▶ _Problem to work on_: Give the number of lines in the records below that include the word "desc", and add nothing to it.
[Data to process — start]
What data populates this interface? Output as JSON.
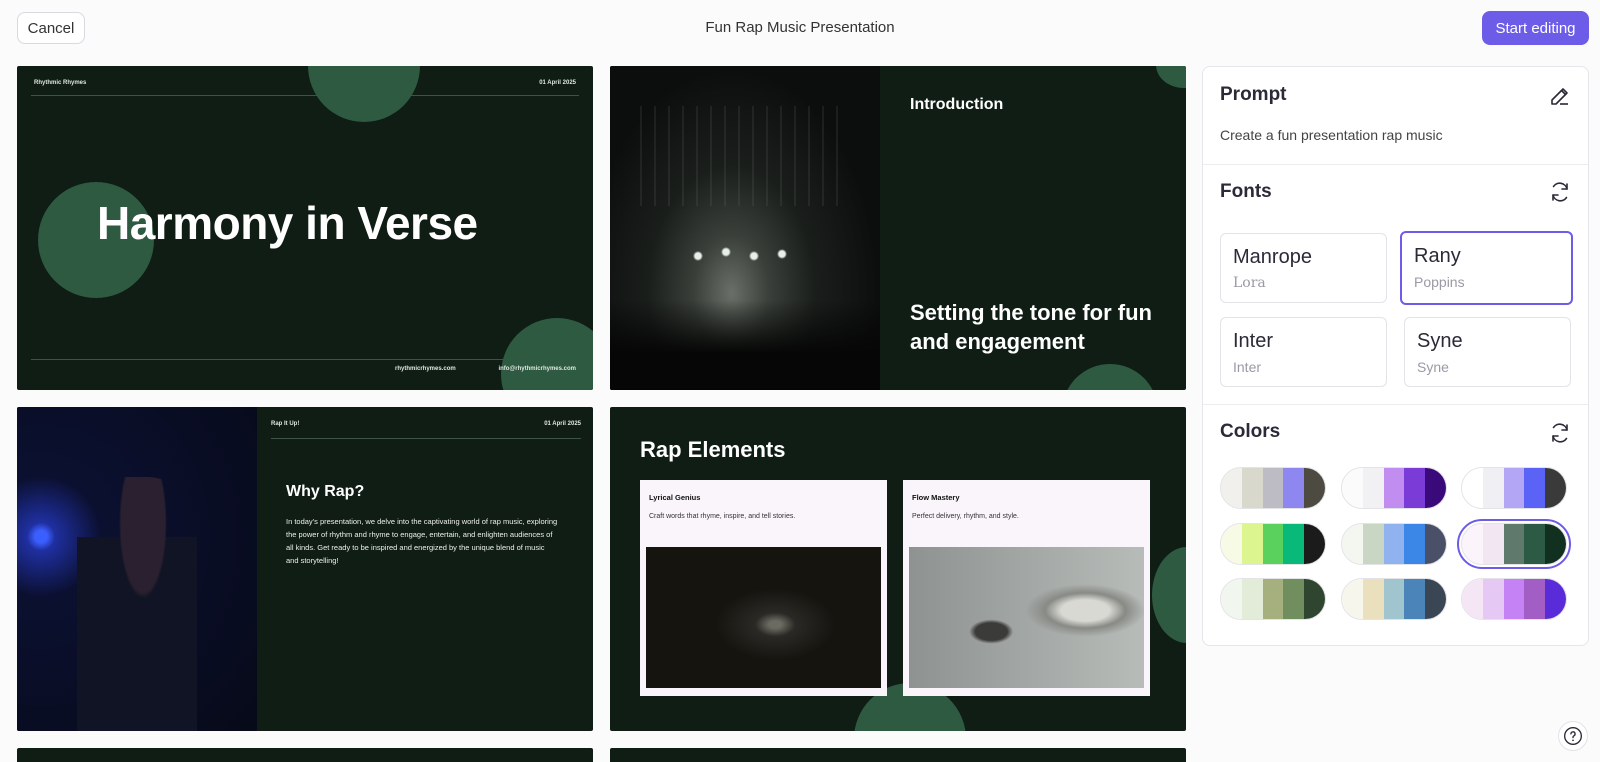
{
  "header": {
    "cancel_label": "Cancel",
    "title": "Fun Rap Music Presentation",
    "start_label": "Start editing"
  },
  "slides": {
    "s1": {
      "brand": "Rhythmic Rhymes",
      "date": "01 April 2025",
      "title": "Harmony in Verse",
      "website": "rhythmicrhymes.com",
      "email": "info@rhythmicrhymes.com"
    },
    "s2": {
      "heading": "Introduction",
      "subheading": "Setting the tone for fun and engagement"
    },
    "s3": {
      "tag": "Rap It Up!",
      "date": "01 April 2025",
      "title": "Why Rap?",
      "body": "In today's presentation, we delve into the captivating world of rap music, exploring the power of rhythm and rhyme to engage, entertain, and enlighten audiences of all kinds. Get ready to be inspired and energized by the unique blend of music and storytelling!"
    },
    "s4": {
      "title": "Rap Elements",
      "cards": [
        {
          "title": "Lyrical Genius",
          "desc": "Craft words that rhyme, inspire, and tell stories."
        },
        {
          "title": "Flow Mastery",
          "desc": "Perfect delivery, rhythm, and style."
        }
      ]
    }
  },
  "panel": {
    "prompt": {
      "title": "Prompt",
      "text": "Create a fun presentation rap music",
      "icon": "pencil-icon"
    },
    "fonts": {
      "title": "Fonts",
      "icon": "refresh-icon",
      "items": [
        {
          "name": "Manrope",
          "sub": "Lora"
        },
        {
          "name": "Rany",
          "sub": "Poppins",
          "selected": true
        },
        {
          "name": "Inter",
          "sub": "Inter"
        },
        {
          "name": "Syne",
          "sub": "Syne"
        }
      ]
    },
    "colors": {
      "title": "Colors",
      "icon": "refresh-icon",
      "palettes": [
        [
          "#f1f0ec",
          "#d9d8cc",
          "#bdbcc4",
          "#8f87f0",
          "#4d4a42"
        ],
        [
          "#fbfbfb",
          "#f1f1f3",
          "#c28df0",
          "#7a3bd6",
          "#3a0a7a"
        ],
        [
          "#ffffff",
          "#f0f0f4",
          "#b3a6f4",
          "#5a63f5",
          "#3a3a3a"
        ],
        [
          "#f7fbe6",
          "#dcf58e",
          "#5ad15d",
          "#09b97a",
          "#1b1b1b"
        ],
        [
          "#f4f6f0",
          "#c9d6c4",
          "#90b3f0",
          "#3b87e8",
          "#4a5068"
        ],
        [
          "#fbf4fa",
          "#f2e6f2",
          "#5f7a6c",
          "#2c5a44",
          "#123020"
        ],
        [
          "#f1f6ee",
          "#e2ecd9",
          "#a6b07e",
          "#718f5e",
          "#2f4530"
        ],
        [
          "#f7f6ec",
          "#ebe0bd",
          "#a0c5cf",
          "#4a84b8",
          "#3a4654"
        ],
        [
          "#f4e6f4",
          "#e6c8f4",
          "#c482f5",
          "#a35ec5",
          "#5a2bd8"
        ]
      ]
    }
  }
}
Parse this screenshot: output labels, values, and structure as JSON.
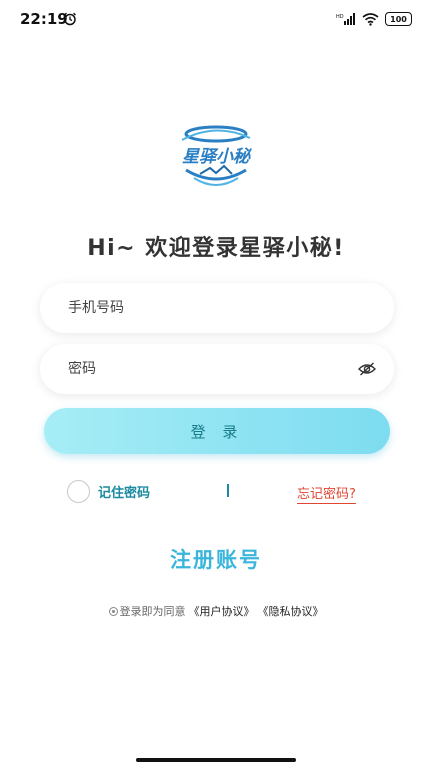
{
  "status_bar": {
    "time": "22:19",
    "battery": "100",
    "icons": [
      "alarm-icon",
      "signal-icon",
      "wifi-icon",
      "battery-icon"
    ]
  },
  "logo": {
    "text": "星驿小秘"
  },
  "welcome": "Hi~ 欢迎登录星驿小秘!",
  "phone_field": {
    "placeholder": "手机号码",
    "value": ""
  },
  "password_field": {
    "placeholder": "密码",
    "value": "",
    "toggle_icon": "eye-off-icon"
  },
  "login_button": "登 录",
  "remember_password": "记住密码",
  "forgot_password": "忘记密码?",
  "register": "注册账号",
  "agreement": {
    "prefix": "登录即为同意",
    "user_agreement": "《用户协议》",
    "privacy_agreement": "《隐私协议》"
  },
  "colors": {
    "accent": "#3bb5dc",
    "login_button": "#8fe3f3",
    "remember_text": "#1b8aa0",
    "forgot_text": "#e04632"
  }
}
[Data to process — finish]
▶ _Task result_: 2